Guest post from our Twitter friend Penelope Thompson, (@ClaroHealth)
Seems simple enough, or is it? How much is a teaspoon? How about a tablespoon? Missed my morning dose, can I take two now? Didn’t take yesterday’s, can I double up today to catch up? My brother has the same condition, can we split my medicine?
These questions are quite common. According to the National Assessment of Adult Literacy, just over 1 out of 10 adults in the U.S. are proficient in health literacy. Health literacy is the ability to get, process, and understand basic health information and services in order to make the right health decisions. It is not necessarily a measure of someone’s years of education or even their reading level. Health literacy can be influenced by many different factors, including: culture, disabilities, and knowledge or familiarity with the health topic. Furthermore, the degree of health literacy can change depending on the situation and setting.
On the surface, the doctor’s instructions may seem obvious. However, after arriving at home, the directions are often not carried out as intended. Generally, 3 teaspoons equals 1 tablespoon. Someone not familiar with the difference and skips a dose, and then doubles up on the medicine, may be taking 5-6 times the recommended dosage. This misunderstanding can be especially dangerous to toddlers because of their small size.

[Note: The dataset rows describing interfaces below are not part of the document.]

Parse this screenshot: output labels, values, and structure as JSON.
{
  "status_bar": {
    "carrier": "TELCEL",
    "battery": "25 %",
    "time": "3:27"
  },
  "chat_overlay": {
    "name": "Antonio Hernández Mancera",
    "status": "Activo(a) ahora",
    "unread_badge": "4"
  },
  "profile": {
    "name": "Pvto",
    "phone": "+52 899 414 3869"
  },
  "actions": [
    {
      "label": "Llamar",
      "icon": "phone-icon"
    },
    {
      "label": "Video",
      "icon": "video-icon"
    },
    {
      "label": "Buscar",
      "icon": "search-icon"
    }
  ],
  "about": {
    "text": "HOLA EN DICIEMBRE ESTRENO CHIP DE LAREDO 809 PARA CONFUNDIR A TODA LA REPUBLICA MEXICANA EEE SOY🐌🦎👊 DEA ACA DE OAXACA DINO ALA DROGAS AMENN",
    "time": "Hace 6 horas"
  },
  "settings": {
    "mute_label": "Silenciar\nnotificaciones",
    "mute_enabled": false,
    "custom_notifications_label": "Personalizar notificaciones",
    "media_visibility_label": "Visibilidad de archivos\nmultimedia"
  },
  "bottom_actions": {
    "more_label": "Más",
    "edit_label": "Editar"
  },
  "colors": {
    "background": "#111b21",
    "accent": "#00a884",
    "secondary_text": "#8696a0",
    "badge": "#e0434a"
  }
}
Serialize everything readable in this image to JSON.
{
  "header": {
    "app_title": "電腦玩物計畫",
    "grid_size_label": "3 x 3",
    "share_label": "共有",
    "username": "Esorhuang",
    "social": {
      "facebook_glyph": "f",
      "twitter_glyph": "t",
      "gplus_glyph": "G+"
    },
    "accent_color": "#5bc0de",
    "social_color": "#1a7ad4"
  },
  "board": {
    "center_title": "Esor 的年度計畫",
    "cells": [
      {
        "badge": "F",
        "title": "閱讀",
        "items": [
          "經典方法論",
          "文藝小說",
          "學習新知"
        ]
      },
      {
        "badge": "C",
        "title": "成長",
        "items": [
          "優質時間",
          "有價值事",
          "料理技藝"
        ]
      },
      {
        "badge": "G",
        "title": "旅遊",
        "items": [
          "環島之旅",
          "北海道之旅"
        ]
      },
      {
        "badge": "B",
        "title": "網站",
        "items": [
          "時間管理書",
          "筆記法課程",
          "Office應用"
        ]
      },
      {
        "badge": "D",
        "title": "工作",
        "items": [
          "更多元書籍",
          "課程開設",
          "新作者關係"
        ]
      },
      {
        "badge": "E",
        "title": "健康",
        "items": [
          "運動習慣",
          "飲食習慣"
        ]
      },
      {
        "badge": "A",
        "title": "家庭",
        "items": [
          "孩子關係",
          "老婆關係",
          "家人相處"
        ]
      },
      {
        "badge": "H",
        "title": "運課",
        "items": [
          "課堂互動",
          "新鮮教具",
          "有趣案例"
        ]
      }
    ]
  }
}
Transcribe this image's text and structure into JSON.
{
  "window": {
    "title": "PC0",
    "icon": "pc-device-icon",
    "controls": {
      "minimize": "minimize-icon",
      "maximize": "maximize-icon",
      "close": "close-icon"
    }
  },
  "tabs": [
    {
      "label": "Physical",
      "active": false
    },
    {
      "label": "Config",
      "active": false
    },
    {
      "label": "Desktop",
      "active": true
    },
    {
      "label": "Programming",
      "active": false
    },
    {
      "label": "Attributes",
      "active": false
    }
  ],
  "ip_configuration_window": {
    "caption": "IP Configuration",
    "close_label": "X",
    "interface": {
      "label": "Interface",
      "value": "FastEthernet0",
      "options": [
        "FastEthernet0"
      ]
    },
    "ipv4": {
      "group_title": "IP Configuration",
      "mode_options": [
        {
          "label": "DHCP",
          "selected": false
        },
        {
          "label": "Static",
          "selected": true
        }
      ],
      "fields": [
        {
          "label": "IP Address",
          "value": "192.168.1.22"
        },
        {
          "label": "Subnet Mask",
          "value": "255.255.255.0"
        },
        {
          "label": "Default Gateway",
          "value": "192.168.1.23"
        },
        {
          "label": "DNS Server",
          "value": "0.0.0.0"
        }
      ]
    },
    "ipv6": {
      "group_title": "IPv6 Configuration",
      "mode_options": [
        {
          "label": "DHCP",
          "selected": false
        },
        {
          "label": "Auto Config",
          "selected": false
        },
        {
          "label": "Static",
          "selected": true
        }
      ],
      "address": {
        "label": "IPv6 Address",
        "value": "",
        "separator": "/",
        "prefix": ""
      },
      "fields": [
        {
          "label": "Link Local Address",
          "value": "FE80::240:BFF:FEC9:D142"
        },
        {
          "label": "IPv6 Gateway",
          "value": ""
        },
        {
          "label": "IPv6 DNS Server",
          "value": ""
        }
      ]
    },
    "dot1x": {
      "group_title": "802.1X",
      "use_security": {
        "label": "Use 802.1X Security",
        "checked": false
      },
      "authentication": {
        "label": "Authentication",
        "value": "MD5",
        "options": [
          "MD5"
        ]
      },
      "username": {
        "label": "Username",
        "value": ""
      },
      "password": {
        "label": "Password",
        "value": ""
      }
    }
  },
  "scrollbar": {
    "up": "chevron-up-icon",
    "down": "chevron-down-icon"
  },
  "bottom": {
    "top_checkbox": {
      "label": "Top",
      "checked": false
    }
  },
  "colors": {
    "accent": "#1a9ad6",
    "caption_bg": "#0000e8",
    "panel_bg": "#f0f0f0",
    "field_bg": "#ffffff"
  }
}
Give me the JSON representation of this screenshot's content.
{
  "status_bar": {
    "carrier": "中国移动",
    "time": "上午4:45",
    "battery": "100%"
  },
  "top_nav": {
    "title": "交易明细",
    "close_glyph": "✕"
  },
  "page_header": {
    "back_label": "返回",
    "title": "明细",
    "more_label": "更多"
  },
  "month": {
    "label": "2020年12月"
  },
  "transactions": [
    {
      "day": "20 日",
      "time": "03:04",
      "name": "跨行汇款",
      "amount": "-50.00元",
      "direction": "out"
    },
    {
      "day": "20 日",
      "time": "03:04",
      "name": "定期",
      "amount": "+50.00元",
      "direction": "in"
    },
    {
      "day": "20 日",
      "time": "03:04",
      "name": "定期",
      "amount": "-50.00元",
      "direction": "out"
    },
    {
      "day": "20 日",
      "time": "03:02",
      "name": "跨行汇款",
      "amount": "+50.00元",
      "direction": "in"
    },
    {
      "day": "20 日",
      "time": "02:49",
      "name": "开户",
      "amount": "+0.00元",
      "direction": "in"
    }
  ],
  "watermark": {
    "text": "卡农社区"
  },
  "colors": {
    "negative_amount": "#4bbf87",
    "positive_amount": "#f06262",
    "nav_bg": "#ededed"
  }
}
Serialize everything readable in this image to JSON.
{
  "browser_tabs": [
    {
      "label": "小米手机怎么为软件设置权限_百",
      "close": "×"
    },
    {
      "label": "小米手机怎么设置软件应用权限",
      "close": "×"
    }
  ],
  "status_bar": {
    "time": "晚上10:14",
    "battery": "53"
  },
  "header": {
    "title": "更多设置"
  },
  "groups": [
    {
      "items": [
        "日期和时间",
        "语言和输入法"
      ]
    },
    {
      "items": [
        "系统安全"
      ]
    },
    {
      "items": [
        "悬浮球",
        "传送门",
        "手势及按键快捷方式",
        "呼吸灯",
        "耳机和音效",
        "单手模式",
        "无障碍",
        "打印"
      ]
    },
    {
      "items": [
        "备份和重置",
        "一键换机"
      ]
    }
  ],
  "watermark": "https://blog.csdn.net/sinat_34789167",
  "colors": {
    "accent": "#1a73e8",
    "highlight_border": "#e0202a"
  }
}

The U.S. Department of Health and Human Services (DHHS) has linked low health literacy to poor health outcomes such as higher rates of hospitalization. To improve health literacy, the DHHS is emphasizing effective communication. Health care providers are being encouraged to slow down, use plain language, pictures or diagrams, and provide easy-to-read written materials. It is also very important for patients to ask questions.
Doctors and nurses are genuine people and are passionately concerned about the well- being of their patients. Clearing up a confusing point can help them keep you healthy and increase your health literacy.
The following short video from the American Medical Association, shows some examples of limited health literacy: AMA Video
*Note* The above guest post is from a Twitter friend of Better World Books, Penelope Thompson. You can follow her here: @ClaroHealth. Claro Health specializes in simplifying complex medical information for public use and partner with nonprofit organizations, businesses, and government agencies to reach thousands of people with compelling and empowering messages. This content does not necessarily reflect the views of Better World Books (as our lawyers make sure we say). We love having guest bloggers and invite you to email firstname.lastname@example.org if you are interested in covering a book or topic on the BWB Blog. Thank you, Penelope!
Interested in learning more? Here’s a book all about health literacy: “Health Literacy from A to Z”